Highland Lib Dem MP Danny Alexander, and Chief Secretary to the Treasury, has announced “supplementary” work would now be carried out to look at those excluded communities.
While the move to further expand the scheme of a 5p-a-litre petrol and diesel discount has been broadly welcomed, it means the application to the European Commission for it to be implemented will not now be made until next year, causing a delay in the rebate being introduced.
SNP councillor Graham Phillips, chair of Highland Council’s transport committee, who previously argued that parts of his Sutherland constituency had been excluded in the original application, said: “The scheme was completely mucked up from the start. It was shambolic to base it on postcodes, as some areas are much larger than others, rather than on a case-to-case basis.
“But this extension is a triumph for common sense after some frank exchanges behind closed doors.”
He added: “I think it is fair to say they [the Treasury] did mess it up, but I’m in a forgiving mood and provided we get the right outcome, I don’t think it matters.
“Our trading standards department has an excellent relationship with all of the filling stations and I will make sure we contact all of them individually to see if they need advice.
“We need to make sure every station that should be eligible for this rebate is included in the application, so the fragile communities they serve see the benefit.
“The problem with the original consultation was that it was carried out at the busiest time of year for these businesses.
“Many of these petrol stations are one-man operations where the owner also operates other businesses.
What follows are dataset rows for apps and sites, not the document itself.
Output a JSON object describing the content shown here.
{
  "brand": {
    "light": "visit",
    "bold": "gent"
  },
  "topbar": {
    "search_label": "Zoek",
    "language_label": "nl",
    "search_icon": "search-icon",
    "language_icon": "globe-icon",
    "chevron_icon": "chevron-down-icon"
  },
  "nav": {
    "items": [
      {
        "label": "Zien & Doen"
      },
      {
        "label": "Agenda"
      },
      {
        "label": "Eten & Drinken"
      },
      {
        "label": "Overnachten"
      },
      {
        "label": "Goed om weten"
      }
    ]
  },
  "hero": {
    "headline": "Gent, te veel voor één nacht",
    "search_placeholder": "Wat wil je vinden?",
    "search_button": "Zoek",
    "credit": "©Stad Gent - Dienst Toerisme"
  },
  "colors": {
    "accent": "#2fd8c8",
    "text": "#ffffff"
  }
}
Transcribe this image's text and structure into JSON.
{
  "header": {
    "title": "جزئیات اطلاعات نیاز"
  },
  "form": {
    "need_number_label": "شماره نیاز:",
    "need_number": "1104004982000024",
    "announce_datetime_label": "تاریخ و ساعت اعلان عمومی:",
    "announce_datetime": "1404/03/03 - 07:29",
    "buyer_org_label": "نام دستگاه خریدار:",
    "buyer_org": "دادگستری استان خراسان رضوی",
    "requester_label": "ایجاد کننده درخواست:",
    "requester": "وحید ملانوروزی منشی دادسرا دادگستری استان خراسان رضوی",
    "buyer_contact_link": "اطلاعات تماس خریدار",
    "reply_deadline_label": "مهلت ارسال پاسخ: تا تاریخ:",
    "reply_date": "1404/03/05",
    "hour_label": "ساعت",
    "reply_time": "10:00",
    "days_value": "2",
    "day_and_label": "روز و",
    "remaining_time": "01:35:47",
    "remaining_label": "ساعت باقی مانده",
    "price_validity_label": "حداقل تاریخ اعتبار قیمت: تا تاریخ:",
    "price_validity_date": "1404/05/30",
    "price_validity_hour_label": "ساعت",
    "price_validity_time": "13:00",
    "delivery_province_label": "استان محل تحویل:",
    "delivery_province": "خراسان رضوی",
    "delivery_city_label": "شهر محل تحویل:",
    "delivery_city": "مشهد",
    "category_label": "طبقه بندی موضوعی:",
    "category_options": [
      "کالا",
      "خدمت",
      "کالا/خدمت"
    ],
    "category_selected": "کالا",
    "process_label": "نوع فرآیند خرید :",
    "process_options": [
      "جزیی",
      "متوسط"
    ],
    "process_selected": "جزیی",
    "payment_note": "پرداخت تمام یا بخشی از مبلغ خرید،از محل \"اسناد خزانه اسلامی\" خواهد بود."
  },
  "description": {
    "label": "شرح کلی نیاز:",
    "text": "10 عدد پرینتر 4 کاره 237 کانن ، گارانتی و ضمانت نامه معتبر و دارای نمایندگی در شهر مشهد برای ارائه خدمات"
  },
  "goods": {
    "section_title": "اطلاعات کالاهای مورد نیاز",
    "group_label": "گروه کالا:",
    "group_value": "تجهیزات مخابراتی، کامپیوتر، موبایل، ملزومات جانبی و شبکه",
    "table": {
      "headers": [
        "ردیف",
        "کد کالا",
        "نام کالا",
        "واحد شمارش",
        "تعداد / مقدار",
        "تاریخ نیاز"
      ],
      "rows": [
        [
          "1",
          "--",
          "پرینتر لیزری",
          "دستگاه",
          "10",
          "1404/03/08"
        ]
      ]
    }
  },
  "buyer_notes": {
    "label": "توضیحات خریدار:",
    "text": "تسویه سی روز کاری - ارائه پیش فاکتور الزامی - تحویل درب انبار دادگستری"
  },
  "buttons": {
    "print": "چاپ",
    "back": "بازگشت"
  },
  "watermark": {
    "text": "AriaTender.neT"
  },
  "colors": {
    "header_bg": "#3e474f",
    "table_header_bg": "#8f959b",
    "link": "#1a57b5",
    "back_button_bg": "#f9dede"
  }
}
So the timing, as well as the procedure, was not helpful.
“Hopefully we are now on the right track to get this discount applied where it is most needed, and help those motorists in the most fragile parts of our communities.”
The extension was announced during Treasury questions in the Commons.
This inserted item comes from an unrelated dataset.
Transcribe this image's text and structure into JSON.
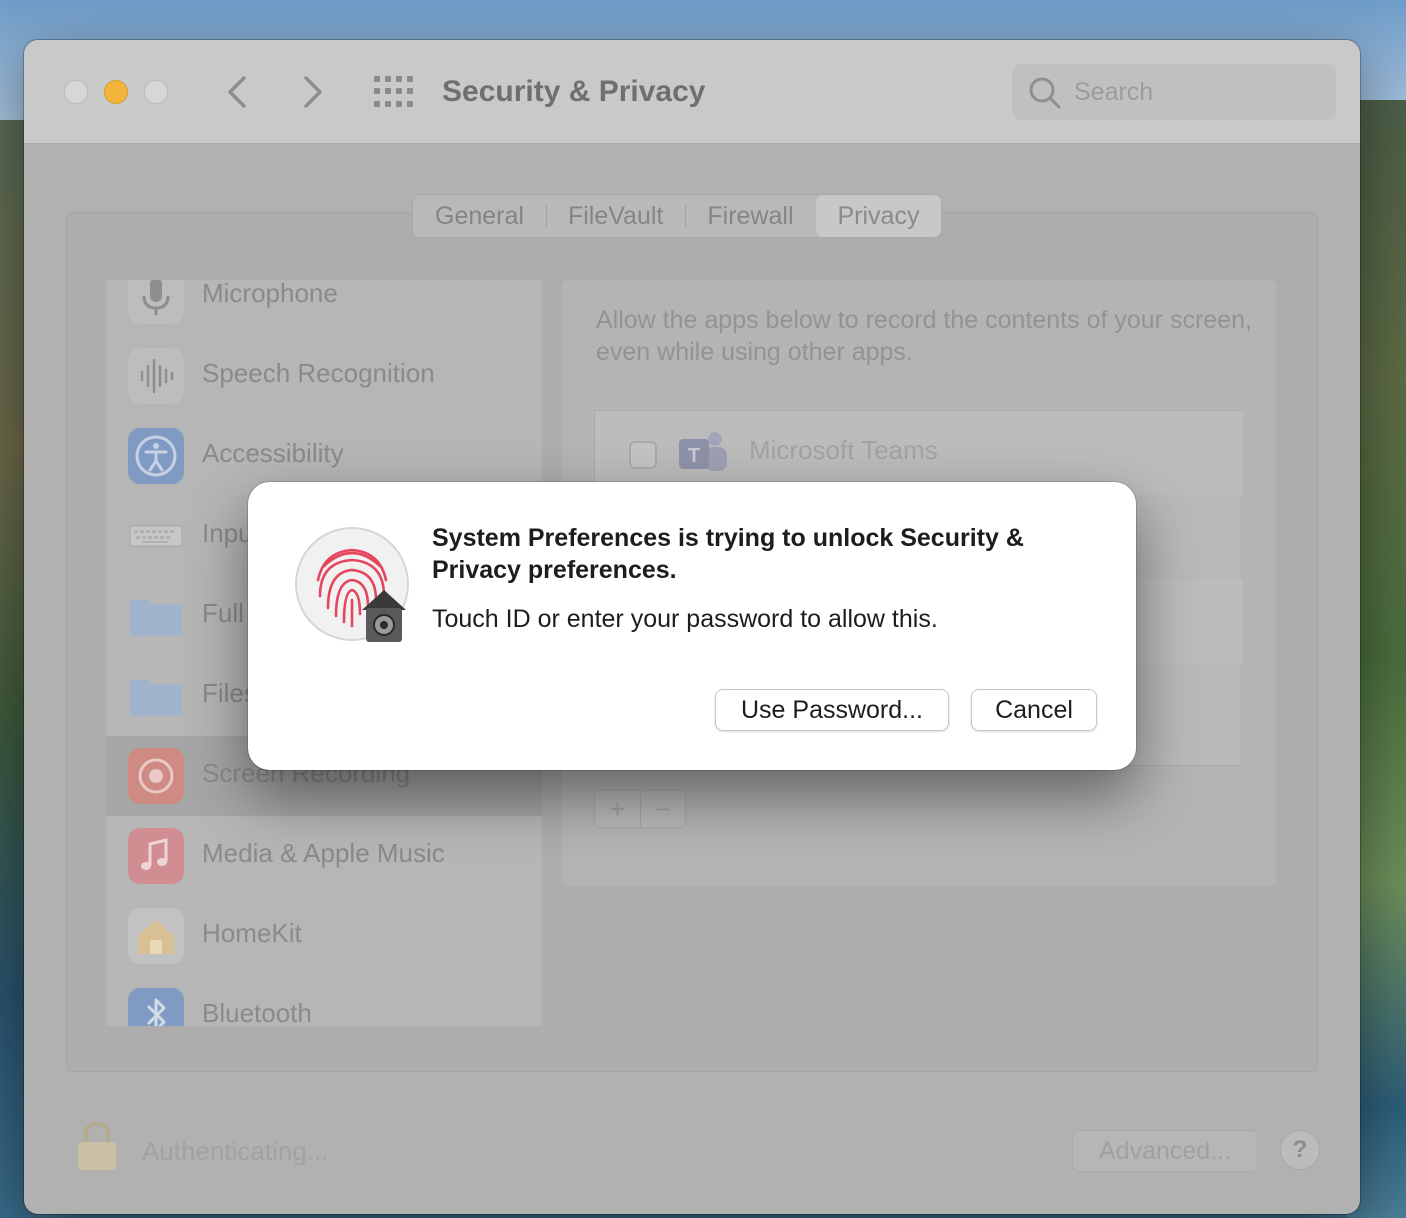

Answering a question about progress of the fuel rebate application to the European Commission from SDLP MP Margaret Ritchie, Mr Alexander said: “Further work is needed to ensure that we have all the information that is necessary to submit the application.
“That will be the subject of supplementary piece of work and we will submit the application early in the new year.”
Currently the discount scheme only applies to Scottish islands and the Isles of Scilly, and was introduced in March 2012.
Last month, 10 new areas were named on an application to Brussels to extend the rebate to mainland areas.
They included seven in the Highlands - Acharacle, Achnasheen, Appin, Carrbridge, Dalwhinnie, Gairloch and Strathpeffer.
However, embarrassingly, two of the locations – Achnasheen and Strathpeffer – no longer have an operating petrol station.
Also, it was pointed out that Carrbridge, which is included in the original consultation, was only 25 miles away from Inverness, where there are five supermarkets selling fuel cheaper than many other remote areas not included in the new application.
Since last month’s announcement, two further areas, Durness and Lochinver in Sutherland, were added following an intervention by north Lid-Dem MP John Thurso.
There are a further three in England - Kirkby-in-Furness in Cumbria, Hawes in North Yorkshire and Lynton in Devon.
But there was complaints about areas being missed out following an apparent mix-up at the Treasury over the size of postcode areas.
These mainly came from communities in Sutherland, Lochaber and Ross-shire, although many complaints also came from areas in Wales.
The extended consultation will now consider applications from all of these areas.